Vincent wrote to his brother Theo in August 1888:
“I am hard at it, painting with the enthusiasm of a Marseillais eating bouillabaisse, which won't surprise you when you know that what I’m at is the painting of some sunflowers. If I carry out this idea there will be a dozen panels. So the whole thing will be a symphony in blue and yellow. I am working at it every morning from sunrise on, for the flowers fade so quickly. I am now on the fourth picture of sunflowers. This fourth one is a bunch of 14 flowers... it gives a singular effect.”
Van Gogh had been deeply influenced by Japanese art – the simplicity of the design and the bright, flat colours with bold contour lines were things that he sought in his own work. Colour itself came to have special symbolic meanings – yellow, in particular, referred to warmth and friendship. The dying flowers are built up with thick brushstrokes (impasto), which evokes the texture of the seed-heads. Where there are petals, they are often painted with a single, soft, yellow brushstroke.
Van Gogh and Gauguin worked together throughout autumn 1888 – but it ended very badly at the close of the year when Vincent seemed to have a nervous breakdown, famously cut off part of his ear, and entered an asylum.
Early the following year, following this nervous collapse, he returned to the subject of 'Sunflowers' once again.
To celebrate Van Gogh 'Sunflowers' Facebook Live, the National Gallery online shop is offering 20% off selected Van Gogh products (4–21 August)
For further information and images please contact the National Gallery Press Office on 020 7747 2865 or firstname.lastname@example.org.

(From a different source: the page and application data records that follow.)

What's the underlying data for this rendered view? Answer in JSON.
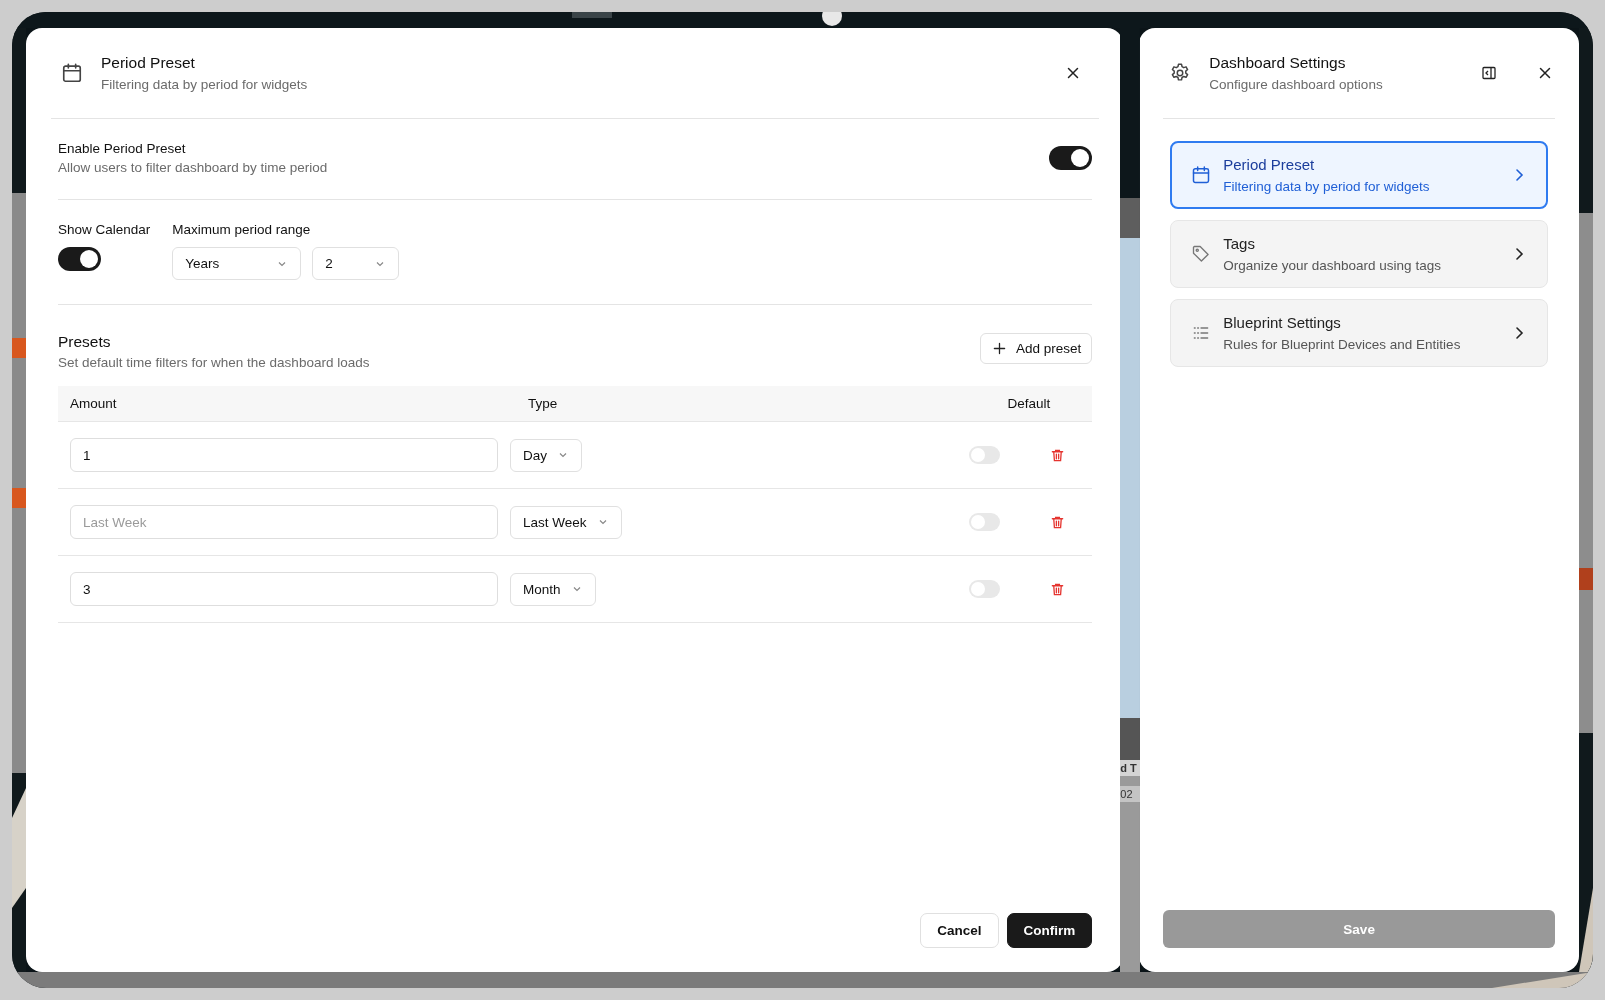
{
  "period_dialog": {
    "title": "Period Preset",
    "subtitle": "Filtering data by period for widgets",
    "enable": {
      "label": "Enable Period Preset",
      "description": "Allow users to filter dashboard by time period",
      "on": true
    },
    "show_calendar": {
      "label": "Show Calendar",
      "on": true
    },
    "max_range": {
      "label": "Maximum period range",
      "unit": "Years",
      "amount": "2"
    },
    "presets": {
      "title": "Presets",
      "description": "Set default time filters for when the dashboard loads",
      "add_button": "Add preset",
      "columns": [
        "Amount",
        "Type",
        "Default"
      ],
      "rows": [
        {
          "amount": "1",
          "type": "Day",
          "default": false
        },
        {
          "placeholder": "Last Week",
          "type": "Last Week",
          "default": false
        },
        {
          "amount": "3",
          "type": "Month",
          "default": false
        }
      ]
    },
    "buttons": [
      "Cancel",
      "Confirm"
    ]
  },
  "background_fragments": [
    "d T",
    "02"
  ],
  "settings_panel": {
    "title": "Dashboard Settings",
    "subtitle": "Configure dashboard options",
    "items": [
      {
        "title": "Period Preset",
        "description": "Filtering data by period for widgets",
        "selected": true
      },
      {
        "title": "Tags",
        "description": "Organize your dashboard using tags",
        "selected": false
      },
      {
        "title": "Blueprint Settings",
        "description": "Rules for Blueprint Devices and Entities",
        "selected": false
      }
    ],
    "save": {
      "label": "Save",
      "disabled": true
    }
  }
}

Publicity images can be obtained from https://press.nationalgallery.org.uk/